Fallback data publishing infrastructure (INSPIRE as Service)

15/10 outputs integration

WP5 – Eval & impact review [JR]

Purpose: To ensure project overall objectives have been met and that Programme level outcomes are communicated to broad audience. Critique may influence future decision on JISC ‘geo programme’ funding.

Best practice exemplars

Functioning demonstrators/services/data products

 January 19, 2011  Posted by at 9:36 am INSPIRE, Project Plan Tagged with: , , , , , ,  Comments Off on Project Plan Post 6 of 7: Projected Timeline, Workplan & Overall Project Methodology
Jan 192011

The GECO Project Team consists of the following individuals at EDINA.

James Reid – Project Manager and principal contact

Role – primary interface to 15/10 funded projects, chief GECO blogger
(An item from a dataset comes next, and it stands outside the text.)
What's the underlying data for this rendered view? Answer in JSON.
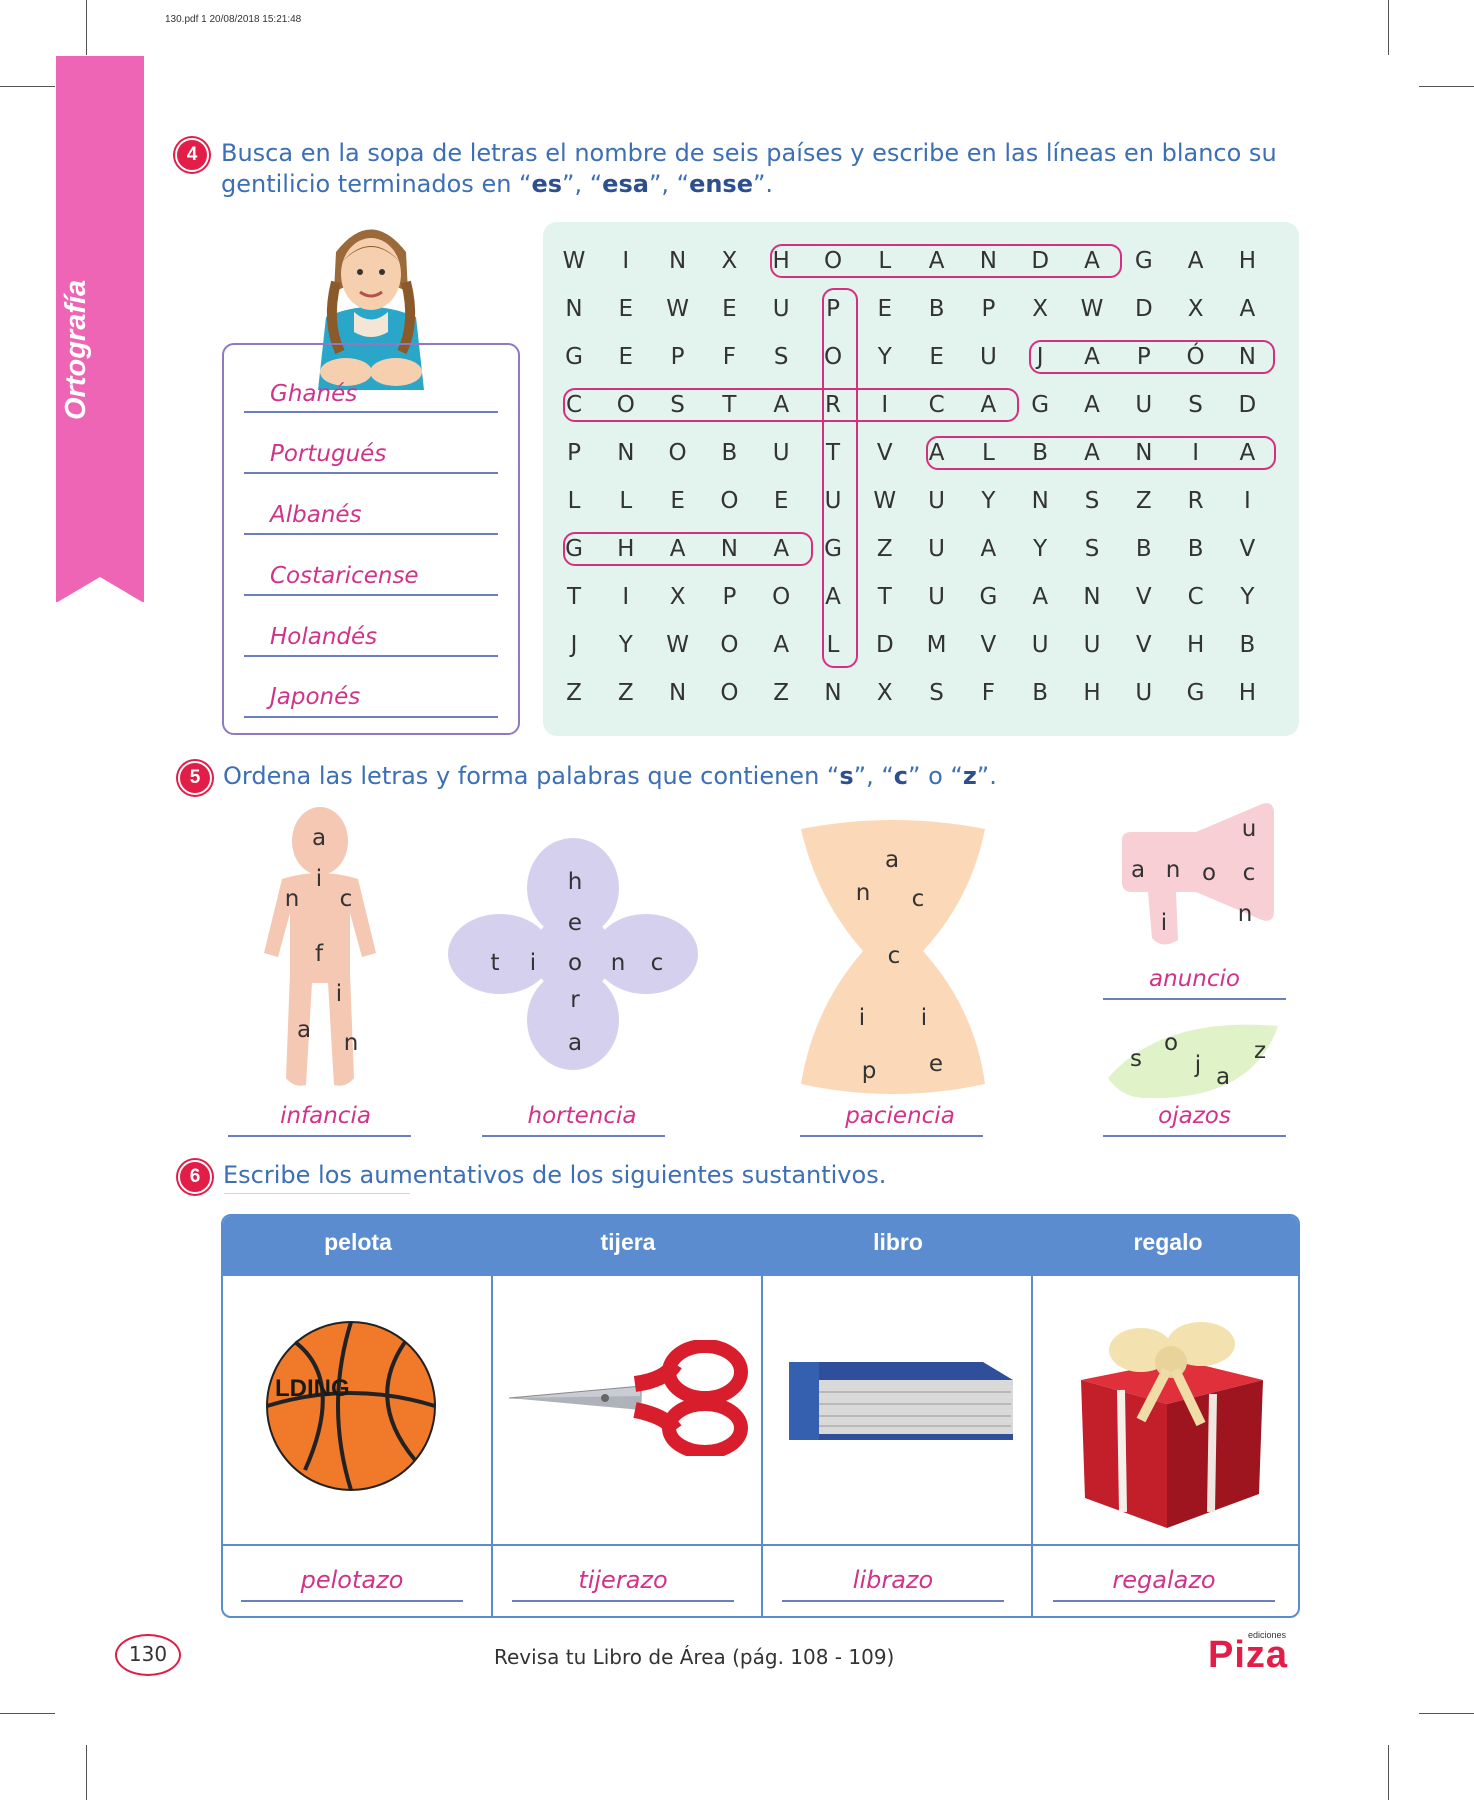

Anne Robertson, Project engagement with INSPIRE focus, GECO blog contributor
Chris Higgins, Project engagement with INSPIRE focus, GECO blog contributor
Andrew Bevan, promotion, community liaison, GECO blog contributor
Jo Walsh, technical adviser with focus on linked data,GECO blog contributor
Ben Butchart, Senior software engineer, 15/10 project deliverables will require some integration with existing JISC infrastructure (e.g. dataset delivery, service integration)
TBC, Soft Engineer
TBC , Junior Soft Engineer
ADMIN, various for administration (time keeping, travel booking, finances)
HELPDESK, various, for front line support to users, channeling enquirers to relevant persons and ensuring all queries are logged and dealt with in  a timely fashion.
Nicola Osbourne, Social Media Officer, primary orchestration of ‘virtual community’ via social media channels (supplementing GECOblog)

In terms of end user engagement there are effectively two strands to this – the establishment of a ‘virtual community’ around the funded 15/10 projects (hence the prominence of blogs and social media channels) and the more old fashioned face-2-face, event based engagement (via what we term ‘localised micro events’). Our plan for the latter is to runs  a series of these over the coming year at geographically dispersed locations in order that the 15/10 projects (or logical groupings of them) might extol the virtues and benefits of geospatial resources to a local (and hopefully ‘non-trad’ geospatial) community.

Once the full list of 15/10 funded projects is announced  we can commence to establish synergies and connections between them and the micro-events as a way for individual projects to establish a rapport and dialogue that we hope will continue indefinitely…

I came across this image which in many ways encapsulates some of what GECO is aiming for (excluding the distance learners bit, although that would be a nice by-product if it transpired..)

 January 19, 2011  Posted by at 9:36 am INSPIRE, Project Plan Tagged with: , , , , , ,  Comments Off on Project Plan Post 5 of 7: Project Team Relationships and End User Engagement.
Jan 192011

2011 and so to our fourth ‘project plan post’ on the delightful subject of licensing.

The underlying philosophy behind the approach to licensing in GECO is quite simple – make things as open, reusable, free from restrictions and domain agnostic as is practicable.

That said, it is recognized that under certain circumstances this is aspirational and it is just not always possible to live up to the democratic ideal. For example, in cases where there is licensed 3rd party content or viral licenses impose their own commutative restrictions. Derived data issues around Ordnance Survey data spring to mind.

Anyhow, the basic tenet is one which GECO aspires to and the funded 15/10 projects are all expected to pay more than lip service to the philosophy ion order that public monies benefit the broadest audience – a sort Benthamesque  Utilitarianism in the field of open data and services.

In practice, we will aim to use something like the Open Database License or Creative Commons to ensure that we aim for Bentham’s greatest felicity principle.

 January 19, 2011  Posted by at 9:31 am Project Plan Tagged with: , , , , , , ,  Comments Off on Project Plan Post 4 of 7: IPR (Creative Commons Use & Open Source Software License)